In 1857 the Supreme Court ruled that people of African-American decent were not and could never be "persons" or citizens of the United States. The court said slaves were private property subject to the desires of their rightful "owners."
In like manner the Supreme Court ruled in 1973 that unborn children, no matter what the stage of their development, were to be viewed in the same manner. They were not legal persons but private property subject to the desires of their mothers.
The Dred Scott decision seemed to strike a death-blow to the abolitionist cause. With the recent election of President Barack Obama, the pro-life/anti-abortion movement has likewise been dealt a crushing setback. All involved understand that the president and his allies in Congress will seek to erase any measures (few though they may be) to limit the practice of abortion.
Meanwhile, the Republican Party, in which the pro-life movement traditionally has placed its trust, lies in a state of wreckage without prospect of revival for perhaps a generation. And in any case, it must be admitted that the Republican Party, despite having almost total power for nearly a decade, failed to seriously roll back the effects of Roe v. Wade, the 1973 Supreme Court decision that established abortion as a constitutional right.
The Grand Old Party, like the Whig Party in the face of the Dred Scott decision, welcomed those who were outraged by the Supreme Court ruling in Roe v. Wade, but it never had the will to take its moral fight to the next level.
The similarities between slavery and abortion run deeper still. While only a small percentage of the American population owned slaves, likewise only a small percentage of American women seek abortions. And while slavery proponents wrapped themselves in the banner of "states rights," abortion advocates hold high the flag of unrestricted "individual rights" -- even as they would deny the rights of other human beings.

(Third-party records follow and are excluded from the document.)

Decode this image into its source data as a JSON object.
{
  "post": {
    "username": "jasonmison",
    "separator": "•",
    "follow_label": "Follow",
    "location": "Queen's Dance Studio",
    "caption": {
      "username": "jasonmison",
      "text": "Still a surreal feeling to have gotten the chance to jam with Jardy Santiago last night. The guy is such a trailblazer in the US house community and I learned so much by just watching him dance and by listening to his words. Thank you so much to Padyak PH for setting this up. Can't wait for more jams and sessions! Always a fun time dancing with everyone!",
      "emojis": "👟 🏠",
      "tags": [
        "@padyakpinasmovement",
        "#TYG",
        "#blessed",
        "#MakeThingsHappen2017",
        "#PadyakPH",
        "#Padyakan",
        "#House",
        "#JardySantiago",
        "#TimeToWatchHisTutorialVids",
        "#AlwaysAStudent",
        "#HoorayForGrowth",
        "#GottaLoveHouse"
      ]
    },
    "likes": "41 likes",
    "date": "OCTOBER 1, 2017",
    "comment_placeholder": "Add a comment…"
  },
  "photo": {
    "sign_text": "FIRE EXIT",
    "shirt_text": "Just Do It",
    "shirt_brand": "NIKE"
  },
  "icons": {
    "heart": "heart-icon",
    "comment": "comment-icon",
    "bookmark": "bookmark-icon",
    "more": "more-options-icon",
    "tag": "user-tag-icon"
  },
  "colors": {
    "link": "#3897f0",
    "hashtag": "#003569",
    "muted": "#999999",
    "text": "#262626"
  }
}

The pro-life movement maintains that an unborn child is a human being every bit as much as abolitionists considered a slave to be. And with infants now surviving outside of the womb after just a few months of pregnancy, the point becomes clearer, undeniable.

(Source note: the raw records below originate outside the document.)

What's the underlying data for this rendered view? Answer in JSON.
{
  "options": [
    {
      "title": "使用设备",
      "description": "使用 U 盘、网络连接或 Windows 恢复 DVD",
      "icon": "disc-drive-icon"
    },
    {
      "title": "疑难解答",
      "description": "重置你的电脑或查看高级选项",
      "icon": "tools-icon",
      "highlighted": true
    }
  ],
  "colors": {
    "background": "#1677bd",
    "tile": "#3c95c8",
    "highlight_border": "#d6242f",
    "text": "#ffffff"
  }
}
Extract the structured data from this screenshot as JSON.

Preborn lives are not "property" to be kept or discarded on a personal whim; these infants do in fact have rights. The death penalty they suffer for the crime of being inconvenient is a moral travesty of the highest order.

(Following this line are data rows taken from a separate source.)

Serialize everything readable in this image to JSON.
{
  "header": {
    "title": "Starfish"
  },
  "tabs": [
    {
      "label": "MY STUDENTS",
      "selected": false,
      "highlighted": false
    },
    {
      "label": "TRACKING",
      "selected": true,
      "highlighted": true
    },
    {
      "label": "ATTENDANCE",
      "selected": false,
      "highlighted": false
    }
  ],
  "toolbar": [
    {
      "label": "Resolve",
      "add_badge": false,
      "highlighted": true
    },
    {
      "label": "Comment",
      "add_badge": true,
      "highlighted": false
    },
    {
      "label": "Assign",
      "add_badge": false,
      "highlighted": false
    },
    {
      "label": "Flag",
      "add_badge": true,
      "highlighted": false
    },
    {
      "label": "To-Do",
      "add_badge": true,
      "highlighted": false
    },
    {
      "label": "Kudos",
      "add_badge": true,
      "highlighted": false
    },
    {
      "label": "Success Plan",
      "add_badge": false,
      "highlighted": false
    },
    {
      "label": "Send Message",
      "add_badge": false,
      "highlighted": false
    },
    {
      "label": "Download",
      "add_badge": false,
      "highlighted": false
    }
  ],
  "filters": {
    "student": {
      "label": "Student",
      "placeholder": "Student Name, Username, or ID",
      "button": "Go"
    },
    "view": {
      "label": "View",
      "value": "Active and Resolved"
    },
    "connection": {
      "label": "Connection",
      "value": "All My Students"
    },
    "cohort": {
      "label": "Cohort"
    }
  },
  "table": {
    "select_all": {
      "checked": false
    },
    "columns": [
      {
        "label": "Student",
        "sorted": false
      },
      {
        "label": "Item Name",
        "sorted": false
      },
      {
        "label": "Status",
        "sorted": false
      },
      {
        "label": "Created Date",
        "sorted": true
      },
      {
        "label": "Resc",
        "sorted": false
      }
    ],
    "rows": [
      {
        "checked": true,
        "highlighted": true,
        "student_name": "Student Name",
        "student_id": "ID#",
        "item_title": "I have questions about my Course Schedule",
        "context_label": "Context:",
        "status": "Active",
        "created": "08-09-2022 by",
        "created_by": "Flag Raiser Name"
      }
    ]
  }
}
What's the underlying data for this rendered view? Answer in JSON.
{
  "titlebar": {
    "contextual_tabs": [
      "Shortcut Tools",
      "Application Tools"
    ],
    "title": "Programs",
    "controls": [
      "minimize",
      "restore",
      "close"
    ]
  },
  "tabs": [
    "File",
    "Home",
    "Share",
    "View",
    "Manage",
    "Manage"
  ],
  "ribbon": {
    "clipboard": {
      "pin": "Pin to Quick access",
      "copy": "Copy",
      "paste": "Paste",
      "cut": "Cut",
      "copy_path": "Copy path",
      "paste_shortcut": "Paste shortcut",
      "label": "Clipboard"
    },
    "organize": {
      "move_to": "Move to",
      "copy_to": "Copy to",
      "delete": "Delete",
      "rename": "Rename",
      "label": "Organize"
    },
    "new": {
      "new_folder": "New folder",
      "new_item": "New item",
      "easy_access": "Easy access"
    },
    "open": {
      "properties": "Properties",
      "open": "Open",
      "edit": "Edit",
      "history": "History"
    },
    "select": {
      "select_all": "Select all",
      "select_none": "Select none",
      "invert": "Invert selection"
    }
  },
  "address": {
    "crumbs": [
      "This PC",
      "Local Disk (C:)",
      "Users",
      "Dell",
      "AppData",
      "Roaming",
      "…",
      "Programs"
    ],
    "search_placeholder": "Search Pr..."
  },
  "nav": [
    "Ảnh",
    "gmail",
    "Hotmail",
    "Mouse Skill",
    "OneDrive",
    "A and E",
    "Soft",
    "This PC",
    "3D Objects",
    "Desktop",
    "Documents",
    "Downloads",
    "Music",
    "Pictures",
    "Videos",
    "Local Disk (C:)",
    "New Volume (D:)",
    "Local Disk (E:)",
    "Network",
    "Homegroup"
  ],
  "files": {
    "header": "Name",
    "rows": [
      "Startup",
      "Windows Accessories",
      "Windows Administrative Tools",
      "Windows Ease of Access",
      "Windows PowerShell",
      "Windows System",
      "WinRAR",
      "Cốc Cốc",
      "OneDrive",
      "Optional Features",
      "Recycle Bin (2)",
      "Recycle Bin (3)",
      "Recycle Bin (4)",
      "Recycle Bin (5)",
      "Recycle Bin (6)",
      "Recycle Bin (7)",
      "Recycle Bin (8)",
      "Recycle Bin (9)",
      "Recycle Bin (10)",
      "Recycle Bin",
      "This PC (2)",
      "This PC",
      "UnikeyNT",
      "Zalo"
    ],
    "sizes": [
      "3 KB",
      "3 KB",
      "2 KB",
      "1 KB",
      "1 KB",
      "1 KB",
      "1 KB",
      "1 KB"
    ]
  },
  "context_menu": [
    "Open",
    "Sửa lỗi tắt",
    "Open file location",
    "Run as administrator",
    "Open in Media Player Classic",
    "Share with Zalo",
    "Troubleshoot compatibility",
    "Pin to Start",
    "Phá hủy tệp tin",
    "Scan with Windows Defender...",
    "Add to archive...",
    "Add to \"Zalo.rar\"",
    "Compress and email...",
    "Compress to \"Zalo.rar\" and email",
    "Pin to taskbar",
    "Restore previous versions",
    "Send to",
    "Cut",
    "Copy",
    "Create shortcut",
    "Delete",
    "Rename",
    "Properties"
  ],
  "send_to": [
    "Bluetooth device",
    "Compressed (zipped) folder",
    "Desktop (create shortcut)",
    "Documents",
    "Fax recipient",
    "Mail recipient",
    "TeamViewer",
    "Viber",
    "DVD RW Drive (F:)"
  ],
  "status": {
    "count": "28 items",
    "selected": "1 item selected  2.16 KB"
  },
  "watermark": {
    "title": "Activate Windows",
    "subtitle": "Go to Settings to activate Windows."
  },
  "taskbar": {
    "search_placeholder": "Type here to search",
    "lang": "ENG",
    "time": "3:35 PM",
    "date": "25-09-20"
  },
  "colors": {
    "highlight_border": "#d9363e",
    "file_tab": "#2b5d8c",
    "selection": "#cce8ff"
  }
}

Yet another sad association exists between abortion and slavery: Close to 40 percent of the abortions performed in the United States involve African-American babies, far in excess of the African-American proportion of the population. Millions of African-American infants have been killed by abortion since Roe v. Wade was decided. Abortion may have been presented as "family planning" when the case was argued in 1973, but what it has become is genocide.
Where does the pro-life movement go from here? Back to the Republican Party, which demonstrated that it didn't have the fortitude to really attack Roe v. Wade? To some this may seem the only option available.
But today's Republican Party now looks very similar to the Whig party, which it consigned to the ash heap of history just prior to the Civil War. Even though the GOP rode the ideals of Ronald Reagan to overwhelming power in Washington over the past 30 years, it has revealed itself to be the same Grand Old Party of big money and big business -- conservative ideals of government and morality be damned.
As I see it, pro-life conservatives have two alternatives at this juncture in our nation's history: One is to attempt to reform what is left of the Republican Party; the other is to deliver the GOP to the same fate as the Whig Party by forming a new party based upon the Christian ideals that brought down slavery and aims to bring down abortion. Let the debate begin.
Bob Cranmer , a former Allegheny County commissioner and chairman of the Allegheny County Republican Committee, lives in Brentwood ( firstname.lastname@example.org ).